(Available data)
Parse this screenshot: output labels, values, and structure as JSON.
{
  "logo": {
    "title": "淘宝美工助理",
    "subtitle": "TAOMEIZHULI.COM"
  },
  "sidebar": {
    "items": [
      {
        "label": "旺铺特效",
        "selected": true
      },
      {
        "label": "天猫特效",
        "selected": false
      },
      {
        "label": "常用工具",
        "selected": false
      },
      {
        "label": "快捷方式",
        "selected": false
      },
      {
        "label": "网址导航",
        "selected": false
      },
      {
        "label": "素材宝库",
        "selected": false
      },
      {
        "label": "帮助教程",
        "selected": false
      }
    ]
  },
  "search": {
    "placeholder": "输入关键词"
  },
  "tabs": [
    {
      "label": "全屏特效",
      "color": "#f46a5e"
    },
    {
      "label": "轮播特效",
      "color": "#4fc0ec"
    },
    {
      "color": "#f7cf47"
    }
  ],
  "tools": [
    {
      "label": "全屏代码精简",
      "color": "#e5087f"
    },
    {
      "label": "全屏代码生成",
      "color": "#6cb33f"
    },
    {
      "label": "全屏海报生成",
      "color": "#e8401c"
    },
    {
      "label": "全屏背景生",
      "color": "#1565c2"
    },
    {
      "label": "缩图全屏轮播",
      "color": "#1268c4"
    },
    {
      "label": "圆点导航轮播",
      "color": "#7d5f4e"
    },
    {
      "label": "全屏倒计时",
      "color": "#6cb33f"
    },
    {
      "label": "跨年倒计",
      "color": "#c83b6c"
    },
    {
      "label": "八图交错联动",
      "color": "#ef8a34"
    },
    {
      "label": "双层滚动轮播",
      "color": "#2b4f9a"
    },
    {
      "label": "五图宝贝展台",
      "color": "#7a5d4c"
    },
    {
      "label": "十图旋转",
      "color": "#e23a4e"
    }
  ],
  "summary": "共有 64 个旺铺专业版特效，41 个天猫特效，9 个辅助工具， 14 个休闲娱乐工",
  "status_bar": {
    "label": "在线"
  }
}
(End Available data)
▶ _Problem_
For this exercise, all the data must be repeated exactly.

▶ _Solution to the exercise_
Parse this screenshot: output labels, values, and structure as JSON.
{
  "logo": {
    "title": "淘宝美工助理",
    "subtitle": "TAOMEIZHULI.COM"
  },
  "sidebar": {
    "items": [
      {
        "label": "旺铺特效",
        "selected": true
      },
      {
        "label": "天猫特效",
        "selected": false
      },
      {
        "label": "常用工具",
        "selected": false
      },
      {
        "label": "快捷方式",
        "selected": false
      },
      {
        "label": "网址导航",
        "selected": false
      },
      {
        "label": "素材宝库",
        "selected": false
      },
      {
        "label": "帮助教程",
        "selected": false
      }
    ]
  },
  "search": {
    "placeholder": "输入关键词"
  },
  "tabs": [
    {
      "label": "全屏特效",
      "color": "#f46a5e"
    },
    {
      "label": "轮播特效",
      "color": "#4fc0ec"
    },
    {
      "color": "#f7cf47"
    }
  ],
  "tools": [
    {
      "label": "全屏代码精简",
      "color": "#e5087f"
    },
    {
      "label": "全屏代码生成",
      "color": "#6cb33f"
    },
    {
      "label": "全屏海报生成",
      "color": "#e8401c"
    },
    {
      "label": "全屏背景生",
      "color": "#1565c2"
    },
    {
      "label": "缩图全屏轮播",
      "color": "#1268c4"
    },
    {
      "label": "圆点导航轮播",
      "color": "#7d5f4e"
    },
    {
      "label": "全屏倒计时",
      "color": "#6cb33f"
    },
    {
      "label": "跨年倒计",
      "color": "#c83b6c"
    },
    {
      "label": "八图交错联动",
      "color": "#ef8a34"
    },
    {
      "label": "双层滚动轮播",
      "color": "#2b4f9a"
    },
    {
      "label": "五图宝贝展台",
      "color": "#7a5d4c"
    },
    {
      "label": "十图旋转",
      "color": "#e23a4e"
    }
  ],
  "summary": "共有 64 个旺铺专业版特效，41 个天猫特效，9 个辅助工具， 14 个休闲娱乐工",
  "status_bar": {
    "label": "在线"
  }
}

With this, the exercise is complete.